__THE PROBLEM__:
What you give back should match the entries below character for character.

__TASK DATA__:
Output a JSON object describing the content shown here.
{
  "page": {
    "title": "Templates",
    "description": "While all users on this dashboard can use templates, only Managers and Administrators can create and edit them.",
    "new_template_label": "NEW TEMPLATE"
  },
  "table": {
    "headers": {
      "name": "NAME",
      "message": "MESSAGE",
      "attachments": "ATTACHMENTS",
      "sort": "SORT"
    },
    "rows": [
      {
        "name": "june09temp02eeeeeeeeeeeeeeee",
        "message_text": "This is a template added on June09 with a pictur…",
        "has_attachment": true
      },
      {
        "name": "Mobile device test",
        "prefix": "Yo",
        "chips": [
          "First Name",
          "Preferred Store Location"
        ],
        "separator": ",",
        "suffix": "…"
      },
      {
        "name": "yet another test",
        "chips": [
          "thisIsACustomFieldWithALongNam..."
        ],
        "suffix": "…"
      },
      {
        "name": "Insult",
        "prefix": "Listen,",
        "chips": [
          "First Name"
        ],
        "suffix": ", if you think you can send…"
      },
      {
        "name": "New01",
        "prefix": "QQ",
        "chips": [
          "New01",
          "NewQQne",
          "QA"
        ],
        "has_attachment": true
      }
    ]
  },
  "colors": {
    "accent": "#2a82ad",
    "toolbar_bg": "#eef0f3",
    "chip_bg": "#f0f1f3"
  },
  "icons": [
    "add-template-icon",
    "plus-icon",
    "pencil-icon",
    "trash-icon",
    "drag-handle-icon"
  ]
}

__REPLY__:
Output a JSON object describing the content shown here.
{
  "page": {
    "title": "Templates",
    "description": "While all users on this dashboard can use templates, only Managers and Administrators can create and edit them.",
    "new_template_label": "NEW TEMPLATE"
  },
  "table": {
    "headers": {
      "name": "NAME",
      "message": "MESSAGE",
      "attachments": "ATTACHMENTS",
      "sort": "SORT"
    },
    "rows": [
      {
        "name": "june09temp02eeeeeeeeeeeeeeee",
        "message_text": "This is a template added on June09 with a pictur…",
        "has_attachment": true
      },
      {
        "name": "Mobile device test",
        "prefix": "Yo",
        "chips": [
          "First Name",
          "Preferred Store Location"
        ],
        "separator": ",",
        "suffix": "…"
      },
      {
        "name": "yet another test",
        "chips": [
          "thisIsACustomFieldWithALongNam..."
        ],
        "suffix": "…"
      },
      {
        "name": "Insult",
        "prefix": "Listen,",
        "chips": [
          "First Name"
        ],
        "suffix": ", if you think you can send…"
      },
      {
        "name": "New01",
        "prefix": "QQ",
        "chips": [
          "New01",
          "NewQQne",
          "QA"
        ],
        "has_attachment": true
      }
    ]
  },
  "colors": {
    "accent": "#2a82ad",
    "toolbar_bg": "#eef0f3",
    "chip_bg": "#f0f1f3"
  },
  "icons": [
    "add-template-icon",
    "plus-icon",
    "pencil-icon",
    "trash-icon",
    "drag-handle-icon"
  ]
}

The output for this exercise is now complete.